►

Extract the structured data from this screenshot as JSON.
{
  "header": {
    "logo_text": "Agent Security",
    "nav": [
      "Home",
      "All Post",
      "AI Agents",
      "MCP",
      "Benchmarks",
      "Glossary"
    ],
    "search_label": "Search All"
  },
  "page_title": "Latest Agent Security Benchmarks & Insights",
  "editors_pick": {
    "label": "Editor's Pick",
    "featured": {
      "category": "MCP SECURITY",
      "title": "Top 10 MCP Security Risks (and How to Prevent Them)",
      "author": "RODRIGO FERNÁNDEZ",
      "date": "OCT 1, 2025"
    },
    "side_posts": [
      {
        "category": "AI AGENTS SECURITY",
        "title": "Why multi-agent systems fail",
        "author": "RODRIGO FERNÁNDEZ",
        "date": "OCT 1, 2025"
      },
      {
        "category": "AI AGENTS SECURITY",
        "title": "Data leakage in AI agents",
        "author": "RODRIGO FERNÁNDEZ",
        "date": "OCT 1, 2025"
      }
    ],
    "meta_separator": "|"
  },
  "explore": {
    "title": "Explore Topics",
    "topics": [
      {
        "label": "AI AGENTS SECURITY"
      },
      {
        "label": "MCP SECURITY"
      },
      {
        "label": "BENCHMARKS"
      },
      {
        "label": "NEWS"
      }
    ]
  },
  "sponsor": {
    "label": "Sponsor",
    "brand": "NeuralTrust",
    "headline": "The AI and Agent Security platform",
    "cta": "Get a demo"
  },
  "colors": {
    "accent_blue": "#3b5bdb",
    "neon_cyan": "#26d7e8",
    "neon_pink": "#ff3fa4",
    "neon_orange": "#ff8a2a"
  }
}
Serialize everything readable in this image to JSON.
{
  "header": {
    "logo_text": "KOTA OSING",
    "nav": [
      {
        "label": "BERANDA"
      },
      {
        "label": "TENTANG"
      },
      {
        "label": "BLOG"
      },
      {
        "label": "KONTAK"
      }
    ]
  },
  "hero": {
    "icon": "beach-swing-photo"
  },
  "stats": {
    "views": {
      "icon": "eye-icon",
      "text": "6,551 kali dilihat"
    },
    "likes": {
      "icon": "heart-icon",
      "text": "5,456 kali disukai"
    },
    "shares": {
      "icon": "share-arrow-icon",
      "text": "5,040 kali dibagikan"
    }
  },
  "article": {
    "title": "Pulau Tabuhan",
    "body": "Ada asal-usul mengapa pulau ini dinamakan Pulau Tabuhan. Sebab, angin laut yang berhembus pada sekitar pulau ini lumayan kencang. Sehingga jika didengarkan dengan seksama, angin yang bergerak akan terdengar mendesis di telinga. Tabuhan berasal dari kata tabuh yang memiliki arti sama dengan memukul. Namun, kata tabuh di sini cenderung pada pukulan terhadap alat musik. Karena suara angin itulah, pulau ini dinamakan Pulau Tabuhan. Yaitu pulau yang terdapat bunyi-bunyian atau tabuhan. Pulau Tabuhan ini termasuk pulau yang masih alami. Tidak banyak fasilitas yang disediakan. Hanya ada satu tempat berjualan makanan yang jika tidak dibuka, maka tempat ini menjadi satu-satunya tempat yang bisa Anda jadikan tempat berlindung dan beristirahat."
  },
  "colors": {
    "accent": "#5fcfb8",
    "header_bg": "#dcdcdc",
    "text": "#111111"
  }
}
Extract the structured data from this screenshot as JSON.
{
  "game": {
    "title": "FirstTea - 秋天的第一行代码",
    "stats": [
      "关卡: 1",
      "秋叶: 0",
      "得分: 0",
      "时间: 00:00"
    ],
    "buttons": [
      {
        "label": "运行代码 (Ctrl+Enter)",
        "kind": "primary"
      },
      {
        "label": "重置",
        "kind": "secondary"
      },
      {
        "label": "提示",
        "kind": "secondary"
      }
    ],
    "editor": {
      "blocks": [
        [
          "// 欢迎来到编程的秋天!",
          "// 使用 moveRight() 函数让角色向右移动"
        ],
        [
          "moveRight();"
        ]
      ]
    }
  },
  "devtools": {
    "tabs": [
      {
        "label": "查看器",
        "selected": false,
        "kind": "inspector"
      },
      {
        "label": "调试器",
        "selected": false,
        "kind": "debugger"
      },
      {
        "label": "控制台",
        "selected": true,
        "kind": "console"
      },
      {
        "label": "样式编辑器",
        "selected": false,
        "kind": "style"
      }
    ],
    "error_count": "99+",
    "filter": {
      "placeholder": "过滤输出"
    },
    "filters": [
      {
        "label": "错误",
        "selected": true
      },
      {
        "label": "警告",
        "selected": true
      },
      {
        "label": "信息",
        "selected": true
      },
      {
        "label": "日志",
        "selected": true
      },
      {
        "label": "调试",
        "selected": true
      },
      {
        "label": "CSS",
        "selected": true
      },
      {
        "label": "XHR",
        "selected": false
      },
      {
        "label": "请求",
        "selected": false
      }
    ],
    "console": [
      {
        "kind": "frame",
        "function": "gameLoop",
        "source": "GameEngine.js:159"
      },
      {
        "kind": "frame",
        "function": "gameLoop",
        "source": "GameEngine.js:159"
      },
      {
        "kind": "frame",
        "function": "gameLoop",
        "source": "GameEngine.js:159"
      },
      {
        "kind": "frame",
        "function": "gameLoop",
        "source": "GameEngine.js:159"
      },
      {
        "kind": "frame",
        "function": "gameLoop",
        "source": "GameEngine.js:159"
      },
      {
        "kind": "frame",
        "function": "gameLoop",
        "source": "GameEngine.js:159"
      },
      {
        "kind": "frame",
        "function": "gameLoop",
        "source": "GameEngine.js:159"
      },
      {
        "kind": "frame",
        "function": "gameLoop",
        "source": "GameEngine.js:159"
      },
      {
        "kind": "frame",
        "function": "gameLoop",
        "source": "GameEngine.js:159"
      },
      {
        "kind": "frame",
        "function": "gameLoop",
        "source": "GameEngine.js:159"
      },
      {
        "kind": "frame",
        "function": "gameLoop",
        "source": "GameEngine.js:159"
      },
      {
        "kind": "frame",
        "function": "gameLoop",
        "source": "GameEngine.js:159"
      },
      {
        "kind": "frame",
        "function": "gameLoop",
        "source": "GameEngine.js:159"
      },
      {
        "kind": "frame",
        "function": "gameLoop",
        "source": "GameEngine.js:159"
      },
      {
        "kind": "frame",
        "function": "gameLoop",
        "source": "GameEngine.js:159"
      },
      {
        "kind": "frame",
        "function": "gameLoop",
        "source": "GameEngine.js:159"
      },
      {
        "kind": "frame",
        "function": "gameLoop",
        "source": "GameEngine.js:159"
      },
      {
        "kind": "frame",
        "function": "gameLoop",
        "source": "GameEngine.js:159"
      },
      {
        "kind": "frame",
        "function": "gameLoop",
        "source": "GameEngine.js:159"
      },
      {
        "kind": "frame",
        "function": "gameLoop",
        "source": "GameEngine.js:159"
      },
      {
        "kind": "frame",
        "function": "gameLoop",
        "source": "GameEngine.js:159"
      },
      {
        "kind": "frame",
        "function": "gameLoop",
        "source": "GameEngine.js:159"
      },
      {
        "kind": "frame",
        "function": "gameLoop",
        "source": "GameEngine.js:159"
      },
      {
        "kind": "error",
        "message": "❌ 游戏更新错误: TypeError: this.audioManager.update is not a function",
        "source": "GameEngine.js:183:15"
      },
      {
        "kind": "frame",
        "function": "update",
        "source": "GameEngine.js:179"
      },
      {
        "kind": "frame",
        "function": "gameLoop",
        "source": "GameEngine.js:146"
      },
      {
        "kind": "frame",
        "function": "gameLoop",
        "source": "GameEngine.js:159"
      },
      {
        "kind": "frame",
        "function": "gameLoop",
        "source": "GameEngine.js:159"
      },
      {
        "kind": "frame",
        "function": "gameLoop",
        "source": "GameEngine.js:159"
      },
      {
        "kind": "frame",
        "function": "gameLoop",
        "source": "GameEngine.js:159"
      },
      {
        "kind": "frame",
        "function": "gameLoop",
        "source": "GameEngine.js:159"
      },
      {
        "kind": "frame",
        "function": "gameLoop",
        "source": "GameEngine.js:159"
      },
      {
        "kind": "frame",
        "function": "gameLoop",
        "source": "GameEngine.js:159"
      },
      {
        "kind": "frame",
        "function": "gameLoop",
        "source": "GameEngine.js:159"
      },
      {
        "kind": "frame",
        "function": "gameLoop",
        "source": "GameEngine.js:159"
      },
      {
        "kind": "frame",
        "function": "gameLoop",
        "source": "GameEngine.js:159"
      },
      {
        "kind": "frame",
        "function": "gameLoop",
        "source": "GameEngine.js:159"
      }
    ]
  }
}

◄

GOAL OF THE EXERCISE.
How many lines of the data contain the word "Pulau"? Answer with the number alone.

OUTPUT OF THE TASK.
2